YouTube is set to make another big investment in a content partner. This time around it’s Vevo, the music video site.
YouTube and its owner Google have agreed to buy a minority stake in Vevo, according to people familiar with the deal, which hasn’t been finalized.
If it happens, it will be the second time in the last year that Google has invested directly in a video company that relies on YouTube for distribution. In May, Google put money into Machinima, the Web video network aimed at gamers.
If the deal does get done, it will allow the two sides to continue with a symbiotic — and at times contentious — relationship that has gone on for three years: Vevo gets to distribute its clips on the world’s largest video site, and YouTube gets to keep showing music videos from the big labels, which account for many of its most popular clips.
I don’t know the size of the planned transaction, but I’m told it will be bigger than the $35 million funding round Google and YouTube led in Machinima last year. Like Hulu, the TV site, Vevo is a complicated joint venture between content owners — in this case Universal Music and Sony Music — and an outside investor — in this case Abu Dhabi Media.
But while both YouTube and Vevo have signed off on the investment and a renewed distribution deal that includes long-term licenses for the videos, the deal hasn’t closed and could still be derailed.
For starters, the deal is supposed to get done at the same time that YouTube signs separate agreements with Sony and Universal, which cover subjects like user-uploaded videos that incorporate music the labels own. And relationships between the two labels — and between the labels and YouTube — have been rocky at times.
That’s one of the reasons Vevo had previously explored alternate distribution deals with Facebook and Viacom’s MTV over the past year.
But it makes the most sense for YouTube and the labels to work together. The labels would like to see more money than they currently get from YouTube, but it would be hard for them to walk away from the revenue they’re already getting.
And while YouTube has worked hard to attract more “professional” content on the site — which is why it has been writing advances to video makers to create “channels” on the site — the labels’ videos remain enormously popular with its young audience.
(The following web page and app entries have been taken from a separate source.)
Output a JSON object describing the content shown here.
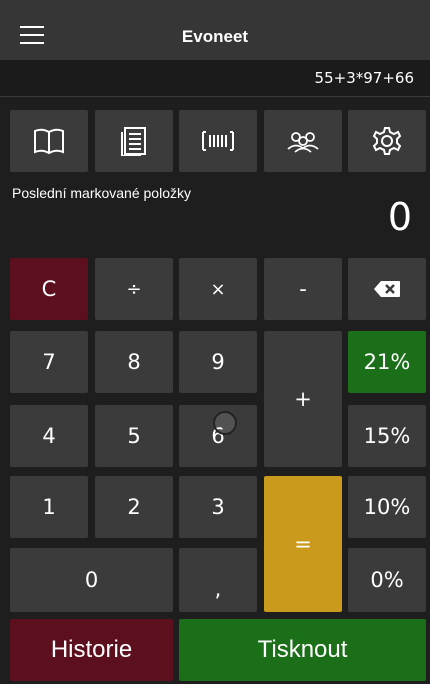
{
  "app": {
    "title": "Evoneet"
  },
  "expression": "55+3*97+66",
  "toolbar": {
    "icons": [
      "book-icon",
      "receipt-icon",
      "barcode-icon",
      "customers-icon",
      "gear-icon"
    ]
  },
  "recent": {
    "label": "Poslední markované položky"
  },
  "display": {
    "value": "0"
  },
  "keys": {
    "clear": "C",
    "divide": "÷",
    "multiply": "×",
    "minus": "-",
    "k7": "7",
    "k8": "8",
    "k9": "9",
    "k4": "4",
    "k5": "5",
    "k6": "6",
    "k1": "1",
    "k2": "2",
    "k3": "3",
    "k0": "0",
    "comma": ",",
    "plus": "+",
    "equals": "=",
    "p21": "21%",
    "p15": "15%",
    "p10": "10%",
    "p0": "0%"
  },
  "footer": {
    "history": "Historie",
    "print": "Tisknout"
  },
  "colors": {
    "danger": "#5c0f1c",
    "success": "#1b6f18",
    "equals": "#c99a1b",
    "key": "#3b3b3b",
    "titlebar": "#363636"
  }
}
Meanwhile, both the distribution and the investment will be crucial for Vevo, which operates a very thin-margin business.
Under both the old deal and the new one the company is set to strike, Vevo hands over about a third of its revenue to YouTube, and more than 50 percent of its revenue to the labels, which doesn’t leave it much in the way of an operating budget. Last year, Vevo CEO Rio Caraeff said his company was doing more than $150 million a year.